Word for word, the records below are to be set down again.

──────────

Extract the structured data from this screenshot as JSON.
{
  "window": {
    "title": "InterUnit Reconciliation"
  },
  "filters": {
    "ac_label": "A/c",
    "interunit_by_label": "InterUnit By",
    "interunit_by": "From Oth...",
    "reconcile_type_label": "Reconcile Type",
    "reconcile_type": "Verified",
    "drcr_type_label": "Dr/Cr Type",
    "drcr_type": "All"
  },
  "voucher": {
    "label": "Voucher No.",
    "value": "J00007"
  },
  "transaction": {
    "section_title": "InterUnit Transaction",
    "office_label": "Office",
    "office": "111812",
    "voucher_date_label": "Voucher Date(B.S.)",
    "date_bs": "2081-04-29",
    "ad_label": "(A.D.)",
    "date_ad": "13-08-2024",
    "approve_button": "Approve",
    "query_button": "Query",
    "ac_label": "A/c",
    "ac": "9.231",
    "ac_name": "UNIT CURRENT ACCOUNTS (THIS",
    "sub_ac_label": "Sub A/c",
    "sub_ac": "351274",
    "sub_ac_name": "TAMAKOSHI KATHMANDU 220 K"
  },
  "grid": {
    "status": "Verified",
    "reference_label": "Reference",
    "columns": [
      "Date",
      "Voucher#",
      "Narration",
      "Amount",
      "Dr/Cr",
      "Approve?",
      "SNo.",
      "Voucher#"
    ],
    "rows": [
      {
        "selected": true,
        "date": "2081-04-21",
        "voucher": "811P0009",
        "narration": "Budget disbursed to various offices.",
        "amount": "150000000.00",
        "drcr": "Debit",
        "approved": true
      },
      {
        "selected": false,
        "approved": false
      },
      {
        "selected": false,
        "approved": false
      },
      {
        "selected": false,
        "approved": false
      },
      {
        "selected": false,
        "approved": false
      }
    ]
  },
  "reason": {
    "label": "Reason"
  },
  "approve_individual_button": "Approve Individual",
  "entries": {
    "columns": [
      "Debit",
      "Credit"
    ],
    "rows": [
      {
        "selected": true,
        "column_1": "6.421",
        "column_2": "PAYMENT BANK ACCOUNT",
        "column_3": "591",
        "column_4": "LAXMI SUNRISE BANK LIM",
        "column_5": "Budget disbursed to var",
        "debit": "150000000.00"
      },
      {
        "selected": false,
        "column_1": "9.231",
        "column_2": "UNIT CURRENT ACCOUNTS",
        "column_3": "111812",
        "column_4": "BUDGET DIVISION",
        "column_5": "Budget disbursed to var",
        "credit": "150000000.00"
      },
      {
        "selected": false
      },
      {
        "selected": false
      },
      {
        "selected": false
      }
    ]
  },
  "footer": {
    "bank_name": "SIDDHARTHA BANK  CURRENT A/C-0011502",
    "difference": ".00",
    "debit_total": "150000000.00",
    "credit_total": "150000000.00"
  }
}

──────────

**RESULT FOR THIS TASK**
Extract the structured data from this screenshot as JSON.
{
  "window": {
    "title": "InterUnit Reconciliation"
  },
  "filters": {
    "ac_label": "A/c",
    "interunit_by_label": "InterUnit By",
    "interunit_by": "From Oth...",
    "reconcile_type_label": "Reconcile Type",
    "reconcile_type": "Verified",
    "drcr_type_label": "Dr/Cr Type",
    "drcr_type": "All"
  },
  "voucher": {
    "label": "Voucher No.",
    "value": "J00007"
  },
  "transaction": {
    "section_title": "InterUnit Transaction",
    "office_label": "Office",
    "office": "111812",
    "voucher_date_label": "Voucher Date(B.S.)",
    "date_bs": "2081-04-29",
    "ad_label": "(A.D.)",
    "date_ad": "13-08-2024",
    "approve_button": "Approve",
    "query_button": "Query",
    "ac_label": "A/c",
    "ac": "9.231",
    "ac_name": "UNIT CURRENT ACCOUNTS (THIS",
    "sub_ac_label": "Sub A/c",
    "sub_ac": "351274",
    "sub_ac_name": "TAMAKOSHI KATHMANDU 220 K"
  },
  "grid": {
    "status": "Verified",
    "reference_label": "Reference",
    "columns": [
      "Date",
      "Voucher#",
      "Narration",
      "Amount",
      "Dr/Cr",
      "Approve?",
      "SNo.",
      "Voucher#"
    ],
    "rows": [
      {
        "selected": true,
        "date": "2081-04-21",
        "voucher": "811P0009",
        "narration": "Budget disbursed to various offices.",
        "amount": "150000000.00",
        "drcr": "Debit",
        "approved": true
      },
      {
        "selected": false,
        "approved": false
      },
      {
        "selected": false,
        "approved": false
      },
      {
        "selected": false,
        "approved": false
      },
      {
        "selected": false,
        "approved": false
      }
    ]
  },
  "reason": {
    "label": "Reason"
  },
  "approve_individual_button": "Approve Individual",
  "entries": {
    "columns": [
      "Debit",
      "Credit"
    ],
    "rows": [
      {
        "selected": true,
        "column_1": "6.421",
        "column_2": "PAYMENT BANK ACCOUNT",
        "column_3": "591",
        "column_4": "LAXMI SUNRISE BANK LIM",
        "column_5": "Budget disbursed to var",
        "debit": "150000000.00"
      },
      {
        "selected": false,
        "column_1": "9.231",
        "column_2": "UNIT CURRENT ACCOUNTS",
        "column_3": "111812",
        "column_4": "BUDGET DIVISION",
        "column_5": "Budget disbursed to var",
        "credit": "150000000.00"
      },
      {
        "selected": false
      },
      {
        "selected": false
      },
      {
        "selected": false
      }
    ]
  },
  "footer": {
    "bank_name": "SIDDHARTHA BANK  CURRENT A/C-0011502",
    "difference": ".00",
    "debit_total": "150000000.00",
    "credit_total": "150000000.00"
  }
}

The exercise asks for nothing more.